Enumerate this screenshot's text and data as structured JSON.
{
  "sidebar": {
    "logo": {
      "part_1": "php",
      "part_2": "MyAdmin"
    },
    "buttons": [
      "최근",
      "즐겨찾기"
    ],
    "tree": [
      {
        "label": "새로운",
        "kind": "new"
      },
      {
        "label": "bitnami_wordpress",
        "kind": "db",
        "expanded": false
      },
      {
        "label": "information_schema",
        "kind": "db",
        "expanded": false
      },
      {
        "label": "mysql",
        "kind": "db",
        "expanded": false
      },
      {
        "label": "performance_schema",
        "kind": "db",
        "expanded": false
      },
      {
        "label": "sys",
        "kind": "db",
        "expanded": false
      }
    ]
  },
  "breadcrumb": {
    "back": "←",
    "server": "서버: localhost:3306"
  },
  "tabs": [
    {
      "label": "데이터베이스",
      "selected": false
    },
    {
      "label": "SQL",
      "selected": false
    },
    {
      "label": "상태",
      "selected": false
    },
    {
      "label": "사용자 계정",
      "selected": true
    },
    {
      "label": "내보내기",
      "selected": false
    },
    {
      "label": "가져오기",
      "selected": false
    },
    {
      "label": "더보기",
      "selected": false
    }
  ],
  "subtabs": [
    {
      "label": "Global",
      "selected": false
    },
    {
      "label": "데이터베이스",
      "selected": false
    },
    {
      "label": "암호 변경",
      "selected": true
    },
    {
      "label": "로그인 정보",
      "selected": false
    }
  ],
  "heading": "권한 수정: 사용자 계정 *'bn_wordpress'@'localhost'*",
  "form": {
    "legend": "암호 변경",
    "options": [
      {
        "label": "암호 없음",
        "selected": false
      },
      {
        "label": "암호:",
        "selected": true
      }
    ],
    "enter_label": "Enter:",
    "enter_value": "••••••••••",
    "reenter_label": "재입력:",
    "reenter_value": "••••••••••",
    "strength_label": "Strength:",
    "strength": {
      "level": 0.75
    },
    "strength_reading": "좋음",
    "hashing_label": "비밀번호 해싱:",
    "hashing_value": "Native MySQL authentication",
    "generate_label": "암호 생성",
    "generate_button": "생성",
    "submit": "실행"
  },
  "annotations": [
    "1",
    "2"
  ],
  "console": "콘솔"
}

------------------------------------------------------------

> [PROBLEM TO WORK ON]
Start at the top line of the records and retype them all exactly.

> [TASK RESPONSE]
Enumerate this screenshot's text and data as structured JSON.
{
  "sidebar": {
    "logo": {
      "part_1": "php",
      "part_2": "MyAdmin"
    },
    "buttons": [
      "최근",
      "즐겨찾기"
    ],
    "tree": [
      {
        "label": "새로운",
        "kind": "new"
      },
      {
        "label": "bitnami_wordpress",
        "kind": "db",
        "expanded": false
      },
      {
        "label": "information_schema",
        "kind": "db",
        "expanded": false
      },
      {
        "label": "mysql",
        "kind": "db",
        "expanded": false
      },
      {
        "label": "performance_schema",
        "kind": "db",
        "expanded": false
      },
      {
        "label": "sys",
        "kind": "db",
        "expanded": false
      }
    ]
  },
  "breadcrumb": {
    "back": "←",
    "server": "서버: localhost:3306"
  },
  "tabs": [
    {
      "label": "데이터베이스",
      "selected": false
    },
    {
      "label": "SQL",
      "selected": false
    },
    {
      "label": "상태",
      "selected": false
    },
    {
      "label": "사용자 계정",
      "selected": true
    },
    {
      "label": "내보내기",
      "selected": false
    },
    {
      "label": "가져오기",
      "selected": false
    },
    {
      "label": "더보기",
      "selected": false
    }
  ],
  "subtabs": [
    {
      "label": "Global",
      "selected": false
    },
    {
      "label": "데이터베이스",
      "selected": false
    },
    {
      "label": "암호 변경",
      "selected": true
    },
    {
      "label": "로그인 정보",
      "selected": false
    }
  ],
  "heading": "권한 수정: 사용자 계정 *'bn_wordpress'@'localhost'*",
  "form": {
    "legend": "암호 변경",
    "options": [
      {
        "label": "암호 없음",
        "selected": false
      },
      {
        "label": "암호:",
        "selected": true
      }
    ],
    "enter_label": "Enter:",
    "enter_value": "••••••••••",
    "reenter_label": "재입력:",
    "reenter_value": "••••••••••",
    "strength_label": "Strength:",
    "strength": {
      "level": 0.75
    },
    "strength_reading": "좋음",
    "hashing_label": "비밀번호 해싱:",
    "hashing_value": "Native MySQL authentication",
    "generate_label": "암호 생성",
    "generate_button": "생성",
    "submit": "실행"
  },
  "annotations": [
    "1",
    "2"
  ],
  "console": "콘솔"
}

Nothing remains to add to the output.